If one was asked which was the most dangerous place in the history of the planet, what would their answer be? Not many can answer that question. However, an international team of scientists has identified such a place — a predator-ridden Morocco 100 million years ago.
According to the study, fearsome predators such as enormous dinosaurs and freshwater sharks dominated the area, making it the worst place for a time traveller to visit. The paleontologists arrived at the conclusion after reviewing fossils of vertebrates found in a region of Cretaceous rock formations in south-eastern Morocco called the Kem Kem Group.
Stating that the paper "provides a window into Africa's Age of Dinosaurs", Dr. Nizar Ibrahim, lead author of the study, said in a statement: "This was arguably the most dangerous place in the history of planet Earth, a place where a human time-traveller would not last very long."
Death with razor teeth and talons
The scientists say that nearly 100 million years ago, the region consisted of an expansive river system.

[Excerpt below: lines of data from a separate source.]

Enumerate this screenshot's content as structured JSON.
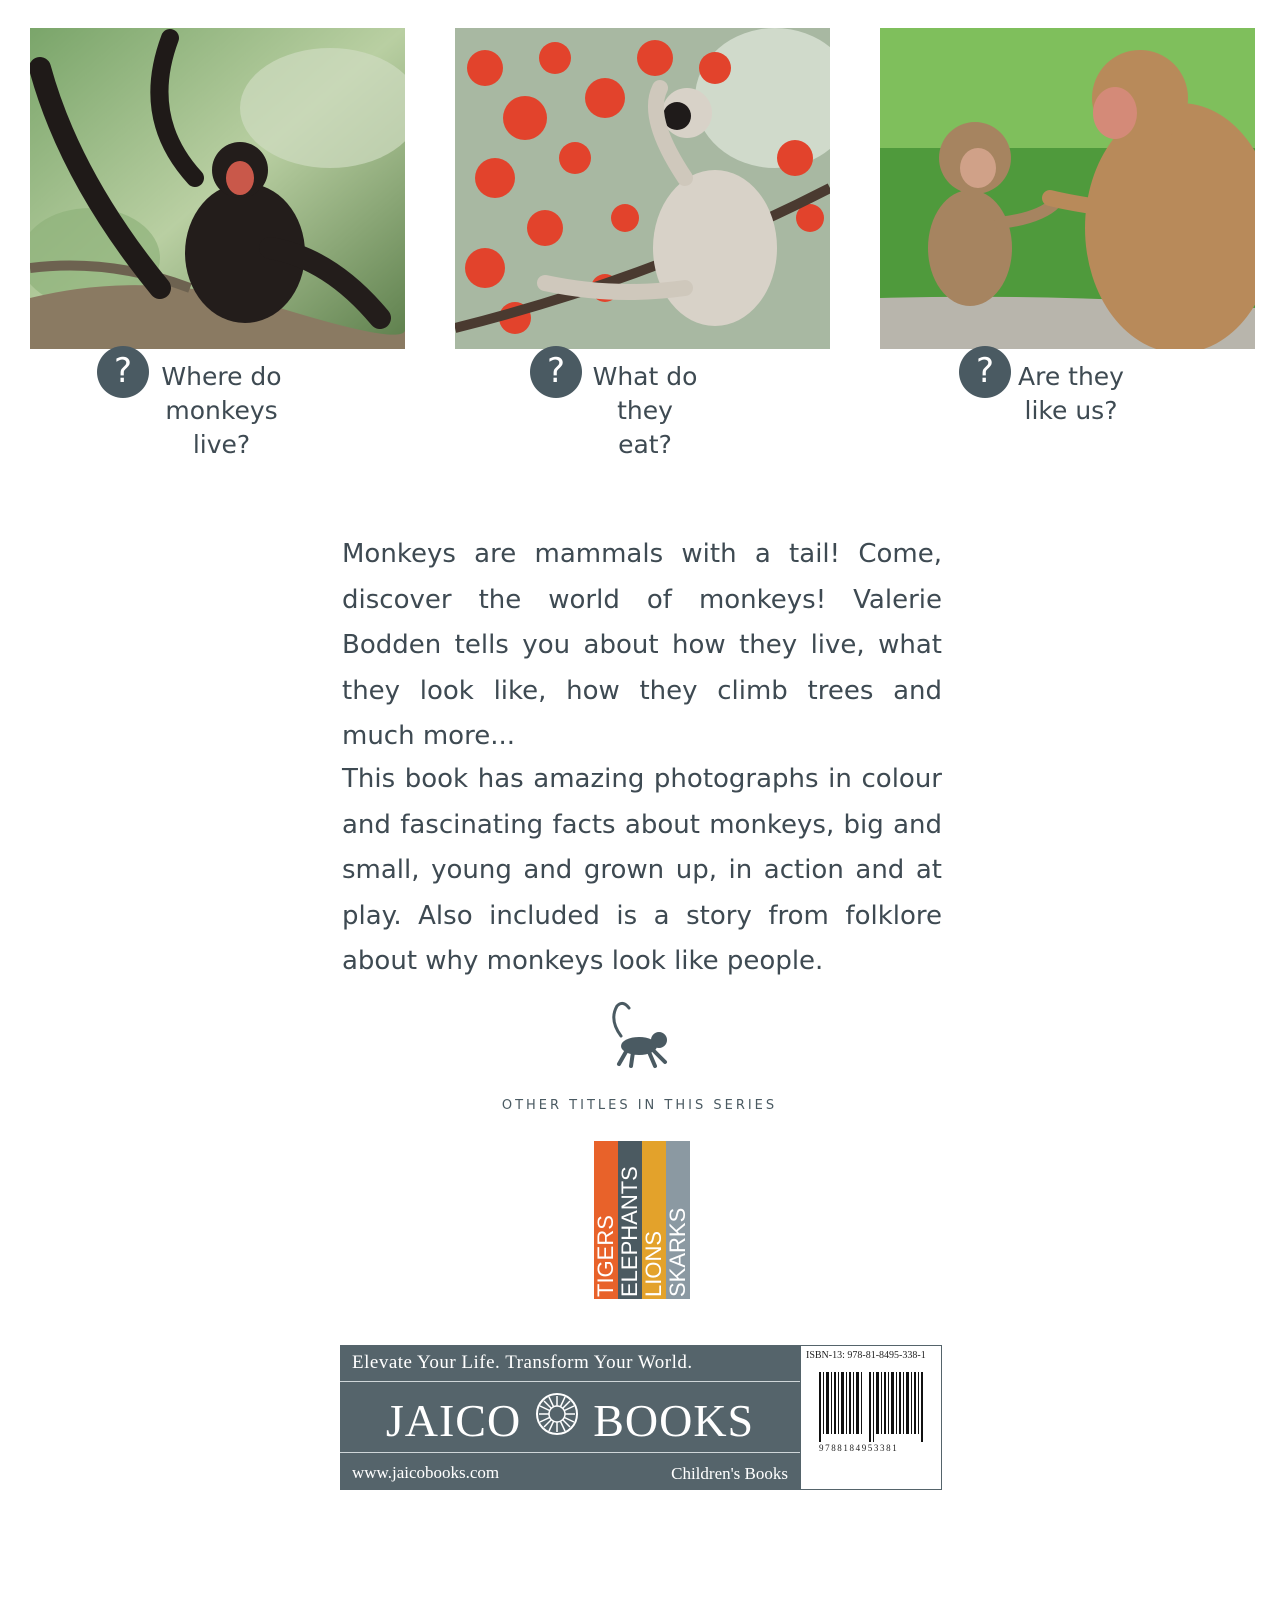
{
  "questions": [
    {
      "line1": "Where do",
      "line2": "monkeys live?",
      "badge": "?"
    },
    {
      "line1": "What do",
      "line2": "they eat?",
      "badge": "?"
    },
    {
      "line1": "Are they",
      "line2": "like us?",
      "badge": "?"
    }
  ],
  "blurb": {
    "paragraph1": "Monkeys are mammals with a tail! Come, discover the world of monkeys! Valerie Bodden tells you about how they live, what they look like, how they climb trees and much more...",
    "paragraph2": "This book has amazing photographs in colour and fascinating facts about monkeys, big and small, young and grown up, in action and at play. Also included is a story from folklore about why monkeys look like people."
  },
  "series": {
    "heading": "OTHER TITLES IN THIS SERIES",
    "titles": [
      {
        "label": "TIGERS",
        "color": "#e8622a"
      },
      {
        "label": "ELEPHANTS",
        "color": "#4b5a61"
      },
      {
        "label": "LIONS",
        "color": "#e3a22b"
      },
      {
        "label": "SKARKS",
        "color": "#8b99a2"
      }
    ]
  },
  "publisher": {
    "tagline": "Elevate Your Life. Transform Your World.",
    "name_left": "JAICO",
    "name_right": "BOOKS",
    "website": "www.jaicobooks.com",
    "category": "Children's Books"
  },
  "barcode": {
    "isbn": "ISBN-13: 978-81-8495-338-1",
    "digits": "9788184953381"
  },
  "colors": {
    "text": "#3e4a52",
    "badge": "#4a5a62",
    "publisher_bg": "#55646b"
  }
}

Several species of terrestrial and aquatic animals made the area their home. Among the fossils obtained from the Kem Kem Group are some of the largest predatory dinosaurs discovered by man.
One such creature that inhabited the ancient lands was the sabre-toothed Carcharodontosaurus, which bore a resemblance to the most popular dinosaur ever, a T-Rex. It was over eight meters long with a large elongated jaw that accommodated serrated teeth which could grow up to eight inches in length.
Another terrifying predator that lived alongside Carcharodontosaurus was Deltadromeus. Belonging to the raptor family, it had long and exceptionally slender hind limbs for a large dinosaur that was nearly eight meters in length. Some scientists believe that the design of its legs may have gifted it with running prowess. In addition to these heavyweights, the other creatures found in the region were crocodile-like reptilians and several flying predators such as pterosaurs.
Abundant availability of prey
The concentration of such large creatures within the area would have been possible only with the abundant availability of food. David Martill, co-author of the study, said that nature provided for the existence of such an ecosystem. According to Martill, the waters teemed with enormous fish such as lungfish, and giant coelacanths that were nearly five times the size of coelacanths found today.
And if land was not enough, danger lurked in the rivers in the form of massive freshwater sharks. Describing the finned killer, Martill said: "There is an enormous freshwater saw shark called Onchopristis with the most fearsome of rostral teeth, they are like barbed daggers, but beautifully shiny."
Biggest review in nearly 100 years
The study is a collaboration between researchers from the Universities of Detroit, Chicago, Montana, Portsmouth (UK), Leicester (UK), Casablanca (Morocco), and McGill (Canada), along with the Paris Museum of Natural History.
Highlighting that this was the largest such study in nearly 100 years, Martill said: "This is the most comprehensive piece of work on fossil vertebrates from the Sahara in almost a century, since the famous German paleontologist Ernst Freiherr Stromer von Reichenbach published his last major work in 1936."